*** Opening of Given data ***

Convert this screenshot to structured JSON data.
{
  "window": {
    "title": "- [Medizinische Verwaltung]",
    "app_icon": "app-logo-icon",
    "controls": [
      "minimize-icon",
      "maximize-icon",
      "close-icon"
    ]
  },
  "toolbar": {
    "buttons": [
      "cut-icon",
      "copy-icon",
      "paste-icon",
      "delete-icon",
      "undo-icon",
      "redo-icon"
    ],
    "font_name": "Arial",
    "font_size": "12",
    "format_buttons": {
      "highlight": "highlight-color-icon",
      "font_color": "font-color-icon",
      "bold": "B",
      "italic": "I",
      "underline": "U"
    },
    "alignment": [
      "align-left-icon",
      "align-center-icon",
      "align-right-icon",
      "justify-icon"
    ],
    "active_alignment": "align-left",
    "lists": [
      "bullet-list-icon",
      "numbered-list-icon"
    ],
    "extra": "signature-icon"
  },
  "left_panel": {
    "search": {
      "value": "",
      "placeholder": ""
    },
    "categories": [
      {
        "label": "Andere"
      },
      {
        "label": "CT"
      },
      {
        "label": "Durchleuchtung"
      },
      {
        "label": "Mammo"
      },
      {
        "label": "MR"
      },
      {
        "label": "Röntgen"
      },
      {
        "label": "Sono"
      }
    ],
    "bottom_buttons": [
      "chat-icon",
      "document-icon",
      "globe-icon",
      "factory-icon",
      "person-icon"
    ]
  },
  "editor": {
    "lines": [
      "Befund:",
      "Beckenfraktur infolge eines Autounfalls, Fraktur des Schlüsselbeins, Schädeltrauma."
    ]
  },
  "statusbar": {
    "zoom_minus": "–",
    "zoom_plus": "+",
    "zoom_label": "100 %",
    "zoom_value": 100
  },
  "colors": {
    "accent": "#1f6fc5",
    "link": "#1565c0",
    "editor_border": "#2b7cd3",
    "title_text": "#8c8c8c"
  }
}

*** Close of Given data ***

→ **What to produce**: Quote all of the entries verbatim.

→ **Response box**:
Convert this screenshot to structured JSON data.
{
  "window": {
    "title": "- [Medizinische Verwaltung]",
    "app_icon": "app-logo-icon",
    "controls": [
      "minimize-icon",
      "maximize-icon",
      "close-icon"
    ]
  },
  "toolbar": {
    "buttons": [
      "cut-icon",
      "copy-icon",
      "paste-icon",
      "delete-icon",
      "undo-icon",
      "redo-icon"
    ],
    "font_name": "Arial",
    "font_size": "12",
    "format_buttons": {
      "highlight": "highlight-color-icon",
      "font_color": "font-color-icon",
      "bold": "B",
      "italic": "I",
      "underline": "U"
    },
    "alignment": [
      "align-left-icon",
      "align-center-icon",
      "align-right-icon",
      "justify-icon"
    ],
    "active_alignment": "align-left",
    "lists": [
      "bullet-list-icon",
      "numbered-list-icon"
    ],
    "extra": "signature-icon"
  },
  "left_panel": {
    "search": {
      "value": "",
      "placeholder": ""
    },
    "categories": [
      {
        "label": "Andere"
      },
      {
        "label": "CT"
      },
      {
        "label": "Durchleuchtung"
      },
      {
        "label": "Mammo"
      },
      {
        "label": "MR"
      },
      {
        "label": "Röntgen"
      },
      {
        "label": "Sono"
      }
    ],
    "bottom_buttons": [
      "chat-icon",
      "document-icon",
      "globe-icon",
      "factory-icon",
      "person-icon"
    ]
  },
  "editor": {
    "lines": [
      "Befund:",
      "Beckenfraktur infolge eines Autounfalls, Fraktur des Schlüsselbeins, Schädeltrauma."
    ]
  },
  "statusbar": {
    "zoom_minus": "–",
    "zoom_plus": "+",
    "zoom_label": "100 %",
    "zoom_value": 100
  },
  "colors": {
    "accent": "#1f6fc5",
    "link": "#1565c0",
    "editor_border": "#2b7cd3",
    "title_text": "#8c8c8c"
  }
}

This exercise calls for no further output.